◆ **GIVEN RECORDS**
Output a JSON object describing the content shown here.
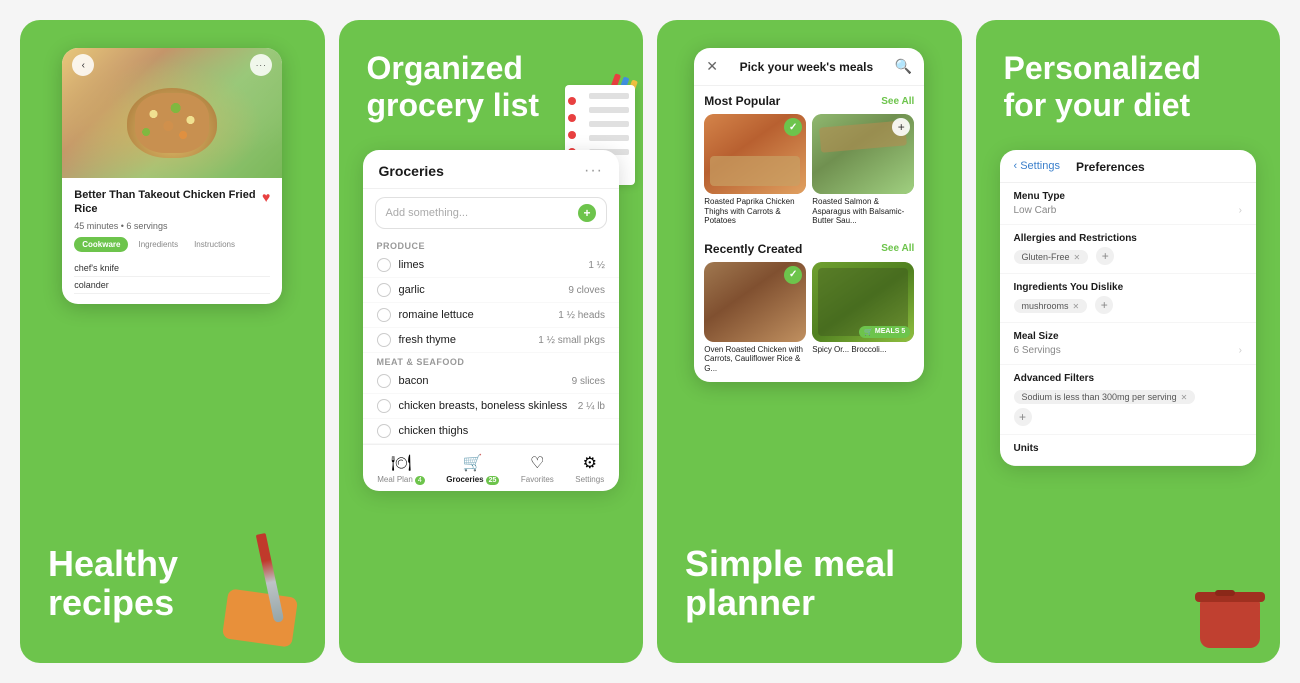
{
  "panel1": {
    "bottom_headline": "Healthy\nrecipes",
    "recipe": {
      "title": "Better Than Takeout Chicken Fried Rice",
      "meta": "45 minutes • 6 servings",
      "tabs": [
        "Cookware",
        "Ingredients",
        "Instructions"
      ],
      "active_tab": "Cookware",
      "items": [
        "chef's knife",
        "colander"
      ]
    },
    "nav": {
      "back": "‹",
      "dots": "···"
    }
  },
  "panel2": {
    "headline": "Organized\ngrocery list",
    "grocery": {
      "title": "Groceries",
      "dots": "···",
      "add_placeholder": "Add something...",
      "sections": [
        {
          "label": "PRODUCE",
          "items": [
            {
              "name": "limes",
              "qty": "1 ½"
            },
            {
              "name": "garlic",
              "qty": "9 cloves"
            },
            {
              "name": "romaine lettuce",
              "qty": "1 ½ heads"
            },
            {
              "name": "fresh thyme",
              "qty": "1 ½ small pkgs"
            }
          ]
        },
        {
          "label": "MEAT & SEAFOOD",
          "items": [
            {
              "name": "bacon",
              "qty": "9 slices"
            },
            {
              "name": "chicken breasts, boneless skinless",
              "qty": "2 ¼ lb"
            },
            {
              "name": "chicken thighs",
              "qty": ""
            }
          ]
        }
      ],
      "nav": [
        {
          "icon": "🍽",
          "label": "Meal Plan",
          "badge": "4",
          "active": false
        },
        {
          "icon": "🛒",
          "label": "Groceries",
          "badge": "25",
          "active": true
        },
        {
          "icon": "♡",
          "label": "Favorites",
          "badge": null,
          "active": false
        },
        {
          "icon": "⚙",
          "label": "Settings",
          "badge": null,
          "active": false
        }
      ]
    }
  },
  "panel3": {
    "headline": "Simple meal\nplanner",
    "modal": {
      "title": "Pick your week's meals",
      "sections": [
        {
          "title": "Most Popular",
          "see_all": "See All",
          "items": [
            {
              "name": "Roasted Paprika Chicken Thighs with Carrots & Potatoes",
              "checked": true,
              "color": "thumb-orange"
            },
            {
              "name": "Roasted Salmon & Asparagus with Balsamic-Butter Sau...",
              "checked": false,
              "color": "thumb-green"
            }
          ]
        },
        {
          "title": "Recently Created",
          "see_all": "See All",
          "items": [
            {
              "name": "Oven Roasted Chicken with Carrots, Cauliflower Rice & G...",
              "checked": true,
              "color": "thumb-brown"
            },
            {
              "name": "Spicy Or... Broccoli...",
              "checked": false,
              "color": "thumb-red",
              "badge": "MEALS 5"
            }
          ]
        }
      ]
    }
  },
  "panel4": {
    "headline": "Personalized\nfor your diet",
    "preferences": {
      "header": {
        "back": "‹ Settings",
        "title": "Preferences"
      },
      "rows": [
        {
          "title": "Menu Type",
          "value": "Low Carb",
          "has_chevron": true
        },
        {
          "title": "Allergies and Restrictions",
          "tags": [
            "Gluten-Free"
          ],
          "has_plus": true
        },
        {
          "title": "Ingredients You Dislike",
          "tags": [
            "mushrooms"
          ],
          "has_plus": true
        },
        {
          "title": "Meal Size",
          "value": "6 Servings",
          "has_chevron": true
        },
        {
          "title": "Advanced Filters",
          "filter_tag": "Sodium is less than 300mg per serving",
          "has_plus": true
        },
        {
          "title": "Units",
          "value": "",
          "has_chevron": false
        }
      ]
    }
  }
}
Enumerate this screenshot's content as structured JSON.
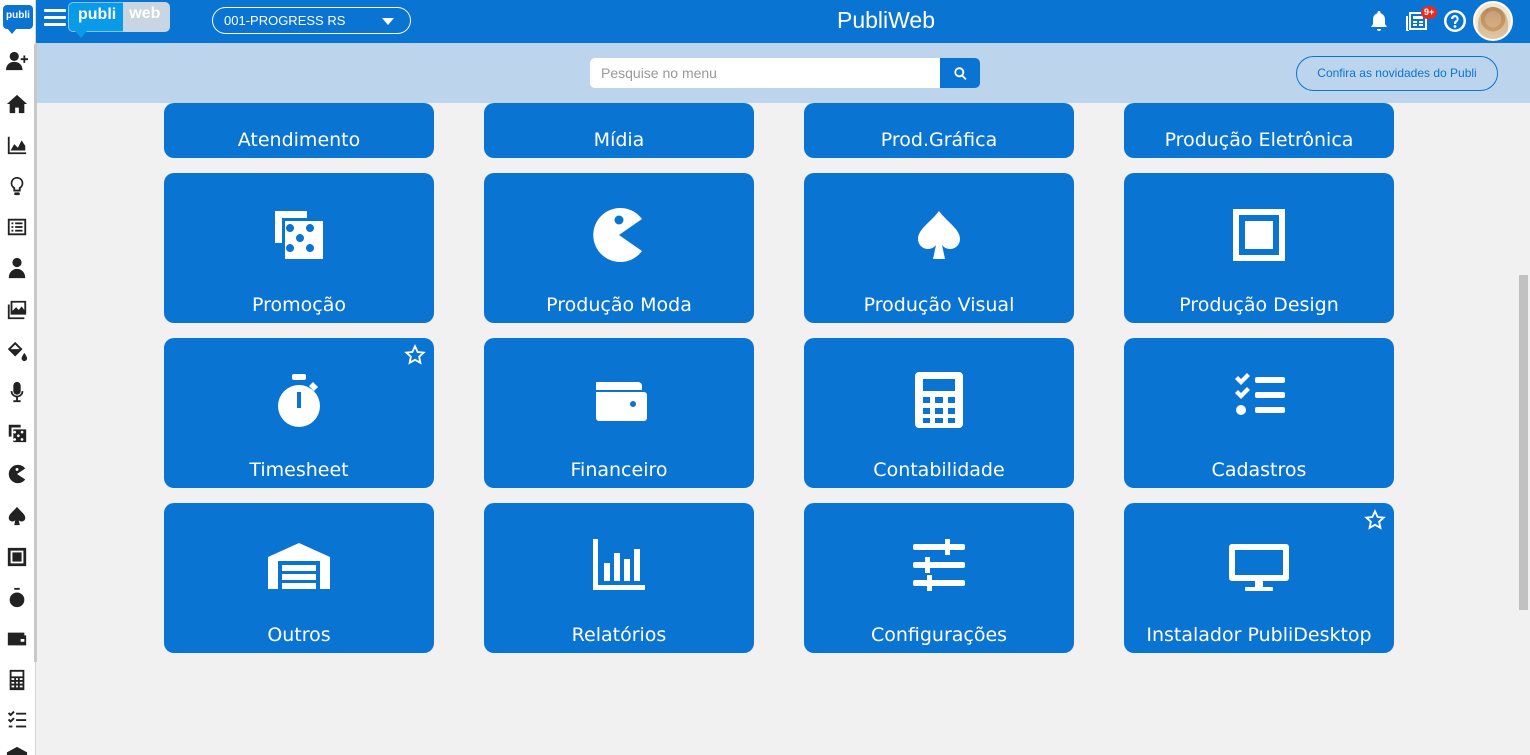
{
  "sidebar": {
    "logo_text": "publi",
    "items": [
      {
        "icon": "user-plus-icon"
      },
      {
        "icon": "home-icon"
      },
      {
        "icon": "area-chart-icon"
      },
      {
        "icon": "lightbulb-icon"
      },
      {
        "icon": "list-icon"
      },
      {
        "icon": "user-tie-icon"
      },
      {
        "icon": "images-icon"
      },
      {
        "icon": "paint-bucket-icon"
      },
      {
        "icon": "microphone-icon"
      },
      {
        "icon": "dice-icon"
      },
      {
        "icon": "pacman-icon"
      },
      {
        "icon": "spade-icon"
      },
      {
        "icon": "square-icon"
      },
      {
        "icon": "stopwatch-icon"
      },
      {
        "icon": "wallet-icon"
      },
      {
        "icon": "calculator-icon"
      },
      {
        "icon": "checklist-icon"
      },
      {
        "icon": "warehouse-icon"
      }
    ]
  },
  "topbar": {
    "brand_part1": "publi",
    "brand_part2": "web",
    "company_selected": "001-PROGRESS RS",
    "title": "PubliWeb",
    "notification_badge": "9+"
  },
  "search": {
    "placeholder": "Pesquise no menu",
    "news_button": "Confira as novidades do Publi"
  },
  "tiles": {
    "row0": [
      "Atendimento",
      "Mídia",
      "Prod.Gráfica",
      "Produção Eletrônica"
    ],
    "promocao": "Promoção",
    "producao_moda": "Produção Moda",
    "producao_visual": "Produção Visual",
    "producao_design": "Produção Design",
    "timesheet": "Timesheet",
    "financeiro": "Financeiro",
    "contabilidade": "Contabilidade",
    "cadastros": "Cadastros",
    "outros": "Outros",
    "relatorios": "Relatórios",
    "configuracoes": "Configurações",
    "instalador": "Instalador PubliDesktop"
  },
  "colors": {
    "primary": "#0a74d3",
    "search_band": "#bdd5ec",
    "background": "#f1f1f1",
    "badge": "#e52d27"
  }
}
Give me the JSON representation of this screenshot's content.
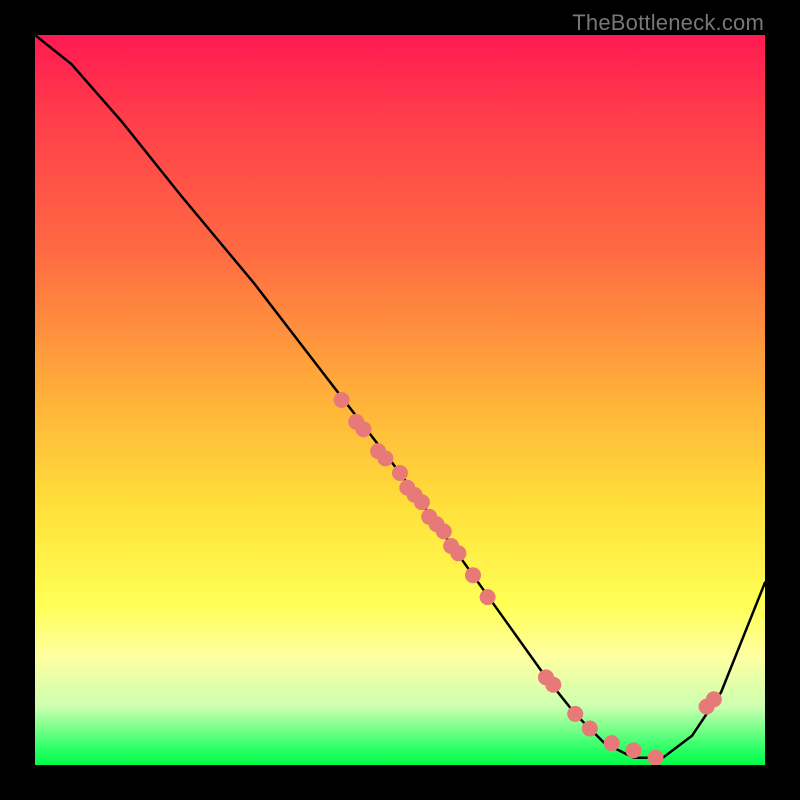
{
  "watermark": "TheBottleneck.com",
  "chart_data": {
    "type": "line",
    "title": "",
    "xlabel": "",
    "ylabel": "",
    "xlim": [
      0,
      100
    ],
    "ylim": [
      0,
      100
    ],
    "curve": {
      "x": [
        0,
        5,
        12,
        20,
        30,
        40,
        50,
        55,
        60,
        65,
        70,
        74,
        78,
        82,
        86,
        90,
        94,
        100
      ],
      "y": [
        100,
        96,
        88,
        78,
        66,
        53,
        40,
        33,
        26,
        19,
        12,
        7,
        3,
        1,
        1,
        4,
        10,
        25
      ]
    },
    "markers": {
      "x": [
        42,
        44,
        45,
        47,
        48,
        50,
        51,
        52,
        53,
        54,
        55,
        56,
        57,
        58,
        60,
        62,
        70,
        71,
        74,
        76,
        79,
        82,
        85,
        92,
        93
      ],
      "y": [
        50,
        47,
        46,
        43,
        42,
        40,
        38,
        37,
        36,
        34,
        33,
        32,
        30,
        29,
        26,
        23,
        12,
        11,
        7,
        5,
        3,
        2,
        1,
        8,
        9
      ]
    },
    "marker_style": {
      "color": "#e77a78",
      "radius_px": 8
    },
    "gradient_stops": [
      {
        "pos": 0,
        "color": "#ff1a52"
      },
      {
        "pos": 30,
        "color": "#ff6b42"
      },
      {
        "pos": 65,
        "color": "#ffe13a"
      },
      {
        "pos": 92,
        "color": "#ccffb0"
      },
      {
        "pos": 100,
        "color": "#00ff46"
      }
    ]
  }
}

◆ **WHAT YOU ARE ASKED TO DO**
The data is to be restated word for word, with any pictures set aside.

◆ **EXERCISE ANSWER**
Output a JSON object describing the content shown here.
{
  "panel1": {
    "bottom_headline": "Healthy\nrecipes",
    "recipe": {
      "title": "Better Than Takeout Chicken Fried Rice",
      "meta": "45 minutes • 6 servings",
      "tabs": [
        "Cookware",
        "Ingredients",
        "Instructions"
      ],
      "active_tab": "Cookware",
      "items": [
        "chef's knife",
        "colander"
      ]
    },
    "nav": {
      "back": "‹",
      "dots": "···"
    }
  },
  "panel2": {
    "headline": "Organized\ngrocery list",
    "grocery": {
      "title": "Groceries",
      "dots": "···",
      "add_placeholder": "Add something...",
      "sections": [
        {
          "label": "PRODUCE",
          "items": [
            {
              "name": "limes",
              "qty": "1 ½"
            },
            {
              "name": "garlic",
              "qty": "9 cloves"
            },
            {
              "name": "romaine lettuce",
              "qty": "1 ½ heads"
            },
            {
              "name": "fresh thyme",
              "qty": "1 ½ small pkgs"
            }
          ]
        },
        {
          "label": "MEAT & SEAFOOD",
          "items": [
            {
              "name": "bacon",
              "qty": "9 slices"
            },
            {
              "name": "chicken breasts, boneless skinless",
              "qty": "2 ¼ lb"
            },
            {
              "name": "chicken thighs",
              "qty": ""
            }
          ]
        }
      ],
      "nav": [
        {
          "icon": "🍽",
          "label": "Meal Plan",
          "badge": "4",
          "active": false
        },
        {
          "icon": "🛒",
          "label": "Groceries",
          "badge": "25",
          "active": true
        },
        {
          "icon": "♡",
          "label": "Favorites",
          "badge": null,
          "active": false
        },
        {
          "icon": "⚙",
          "label": "Settings",
          "badge": null,
          "active": false
        }
      ]
    }
  },
  "panel3": {
    "headline": "Simple meal\nplanner",
    "modal": {
      "title": "Pick your week's meals",
      "sections": [
        {
          "title": "Most Popular",
          "see_all": "See All",
          "items": [
            {
              "name": "Roasted Paprika Chicken Thighs with Carrots & Potatoes",
              "checked": true,
              "color": "thumb-orange"
            },
            {
              "name": "Roasted Salmon & Asparagus with Balsamic-Butter Sau...",
              "checked": false,
              "color": "thumb-green"
            }
          ]
        },
        {
          "title": "Recently Created",
          "see_all": "See All",
          "items": [
            {
              "name": "Oven Roasted Chicken with Carrots, Cauliflower Rice & G...",
              "checked": true,
              "color": "thumb-brown"
            },
            {
              "name": "Spicy Or... Broccoli...",
              "checked": false,
              "color": "thumb-red",
              "badge": "MEALS 5"
            }
          ]
        }
      ]
    }
  },
  "panel4": {
    "headline": "Personalized\nfor your diet",
    "preferences": {
      "header": {
        "back": "‹ Settings",
        "title": "Preferences"
      },
      "rows": [
        {
          "title": "Menu Type",
          "value": "Low Carb",
          "has_chevron": true
        },
        {
          "title": "Allergies and Restrictions",
          "tags": [
            "Gluten-Free"
          ],
          "has_plus": true
        },
        {
          "title": "Ingredients You Dislike",
          "tags": [
            "mushrooms"
          ],
          "has_plus": true
        },
        {
          "title": "Meal Size",
          "value": "6 Servings",
          "has_chevron": true
        },
        {
          "title": "Advanced Filters",
          "filter_tag": "Sodium is less than 300mg per serving",
          "has_plus": true
        },
        {
          "title": "Units",
          "value": "",
          "has_chevron": false
        }
      ]
    }
  }
}
Enumerate this screenshot's content as structured JSON.
{
  "sidebar": {
    "logo_text": "publi",
    "items": [
      {
        "icon": "user-plus-icon"
      },
      {
        "icon": "home-icon"
      },
      {
        "icon": "area-chart-icon"
      },
      {
        "icon": "lightbulb-icon"
      },
      {
        "icon": "list-icon"
      },
      {
        "icon": "user-tie-icon"
      },
      {
        "icon": "images-icon"
      },
      {
        "icon": "paint-bucket-icon"
      },
      {
        "icon": "microphone-icon"
      },
      {
        "icon": "dice-icon"
      },
      {
        "icon": "pacman-icon"
      },
      {
        "icon": "spade-icon"
      },
      {
        "icon": "square-icon"
      },
      {
        "icon": "stopwatch-icon"
      },
      {
        "icon": "wallet-icon"
      },
      {
        "icon": "calculator-icon"
      },
      {
        "icon": "checklist-icon"
      },
      {
        "icon": "warehouse-icon"
      }
    ]
  },
  "topbar": {
    "brand_part1": "publi",
    "brand_part2": "web",
    "company_selected": "001-PROGRESS RS",
    "title": "PubliWeb",
    "notification_badge": "9+"
  },
  "search": {
    "placeholder": "Pesquise no menu",
    "news_button": "Confira as novidades do Publi"
  },
  "tiles": {
    "row0": [
      "Atendimento",
      "Mídia",
      "Prod.Gráfica",
      "Produção Eletrônica"
    ],
    "promocao": "Promoção",
    "producao_moda": "Produção Moda",
    "producao_visual": "Produção Visual",
    "producao_design": "Produção Design",
    "timesheet": "Timesheet",
    "financeiro": "Financeiro",
    "contabilidade": "Contabilidade",
    "cadastros": "Cadastros",
    "outros": "Outros",
    "relatorios": "Relatórios",
    "configuracoes": "Configurações",
    "instalador": "Instalador PubliDesktop"
  },
  "colors": {
    "primary": "#0a74d3",
    "search_band": "#bdd5ec",
    "background": "#f1f1f1",
    "badge": "#e52d27"
  }
}
Give me the JSON representation of this screenshot's content.
{
  "watermark": "TheBottleneck.com",
  "chart_data": {
    "type": "line",
    "title": "",
    "xlabel": "",
    "ylabel": "",
    "xlim": [
      0,
      100
    ],
    "ylim": [
      0,
      100
    ],
    "curve": {
      "x": [
        0,
        5,
        12,
        20,
        30,
        40,
        50,
        55,
        60,
        65,
        70,
        74,
        78,
        82,
        86,
        90,
        94,
        100
      ],
      "y": [
        100,
        96,
        88,
        78,
        66,
        53,
        40,
        33,
        26,
        19,
        12,
        7,
        3,
        1,
        1,
        4,
        10,
        25
      ]
    },
    "markers": {
      "x": [
        42,
        44,
        45,
        47,
        48,
        50,
        51,
        52,
        53,
        54,
        55,
        56,
        57,
        58,
        60,
        62,
        70,
        71,
        74,
        76,
        79,
        82,
        85,
        92,
        93
      ],
      "y": [
        50,
        47,
        46,
        43,
        42,
        40,
        38,
        37,
        36,
        34,
        33,
        32,
        30,
        29,
        26,
        23,
        12,
        11,
        7,
        5,
        3,
        2,
        1,
        8,
        9
      ]
    },
    "marker_style": {
      "color": "#e77a78",
      "radius_px": 8
    },
    "gradient_stops": [
      {
        "pos": 0,
        "color": "#ff1a52"
      },
      {
        "pos": 30,
        "color": "#ff6b42"
      },
      {
        "pos": 65,
        "color": "#ffe13a"
      },
      {
        "pos": 92,
        "color": "#ccffb0"
      },
      {
        "pos": 100,
        "color": "#00ff46"
      }
    ]
  }
}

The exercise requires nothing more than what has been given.